Once Brock didn’t show up by “halftime” (which was actually two hours into the show), Cena dragged Heyman back out to the ring in a headlock. After he saw there was no Lesnar, he prepared to beat Heyman down to cheers from a crowd that forgot Be A Star is a thing the WWE promotes.

But then Heyman changed all that.

Last week, he tried to lure the “beast” out in Cena, the dark side that many wrestlers including Kane and Bray Wyatt have tried to drag out of him. Heyman failed then, but made sure Cena knew that if he laid a hand on him, he would have given in. The look on Cena’s face, and the realization that he let his anger and hate get the best of him was priceless.

The WWE worked everyone to perfection, myself included. I was confident that they would go down the obvious terrible path that they’ve been down so many times before. This time though, Cena and Heyman slammed the brakes and gave that car a sharp turn.

Cena backed off, but Heyman saw a nerve was struck and he went for it and begged for the beating. Heyman spewed the worst venom he could think of, egging John on how his mommy and daddy would be so proud, especially considering their son wasn’t born with a set of balls.

The shot at Cena’s manhood was the last straw. He snapped and shoved Heyman out of the ring. It wasn’t a punch, an AA, or a wrestling move, but a shove, a weak, childish, spur-of-the-moment action. Cena finally gave in.

Then Brock’s music hit.

All of a sudden it became abundantly clear as Lesnar circled the ring to collect Heyman that plan was never to have Brock fight Cena. It was to unleash this beast because that’s what Brock Lesnar wants to face. He wants his next challenge, not the weak SummerSlam opponent he threw around the ring like a rag doll.

Lesnar and Heyman looked to be exiting the ring with their mission accomplished, but Cena wanted a fight. Because Lesnar couldn’t resist, and because he wanted to see just how far Cena had come with his anger, he obliged.

And promptly German Suplexed him with ease.

As Lesnar exited though, he got a bit of a surprise. Cena popped up and attempted to maul the champ. It wasn’t the usual “overcome the odds” Cena, this was a pissed-off, beast-unleashed Cena. By the time the two were finally pulled apart, Lesnar had a look on his face that spoke volumes and cemented the fact that this, indeed isn’t the same person he faced at SummerSlam.

And that’s exactly what he wanted.

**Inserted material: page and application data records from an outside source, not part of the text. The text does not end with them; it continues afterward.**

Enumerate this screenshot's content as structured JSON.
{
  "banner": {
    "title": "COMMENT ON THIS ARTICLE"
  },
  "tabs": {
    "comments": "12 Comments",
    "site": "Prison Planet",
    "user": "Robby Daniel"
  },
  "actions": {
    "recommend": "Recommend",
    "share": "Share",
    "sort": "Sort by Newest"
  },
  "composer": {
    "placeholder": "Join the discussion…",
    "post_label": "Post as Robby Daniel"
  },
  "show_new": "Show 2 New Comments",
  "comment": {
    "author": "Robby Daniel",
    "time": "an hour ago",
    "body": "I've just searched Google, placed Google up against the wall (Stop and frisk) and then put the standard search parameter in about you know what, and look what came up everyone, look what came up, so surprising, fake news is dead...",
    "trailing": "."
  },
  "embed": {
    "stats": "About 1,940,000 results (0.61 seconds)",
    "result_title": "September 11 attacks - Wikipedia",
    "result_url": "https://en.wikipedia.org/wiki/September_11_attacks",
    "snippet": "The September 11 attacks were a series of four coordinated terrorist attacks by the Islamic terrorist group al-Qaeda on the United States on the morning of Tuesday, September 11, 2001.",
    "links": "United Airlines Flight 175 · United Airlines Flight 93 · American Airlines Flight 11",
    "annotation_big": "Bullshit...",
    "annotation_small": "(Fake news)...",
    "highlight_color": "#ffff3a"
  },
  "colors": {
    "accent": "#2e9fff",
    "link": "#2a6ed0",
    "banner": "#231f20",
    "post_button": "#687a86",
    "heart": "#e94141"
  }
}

That’s how you build a match. That’s how you work your audience. And that’s how you completely work a smarky internet critic like myself. I want to see how this “new” Cena fights Lesnar and, if they commit to this story in the ring, I really will not care who wins in the end.

In an episode full of awful, this was the shining example of perfect execution. It’s a shame the rest of the episode failed to deliver as well as this did.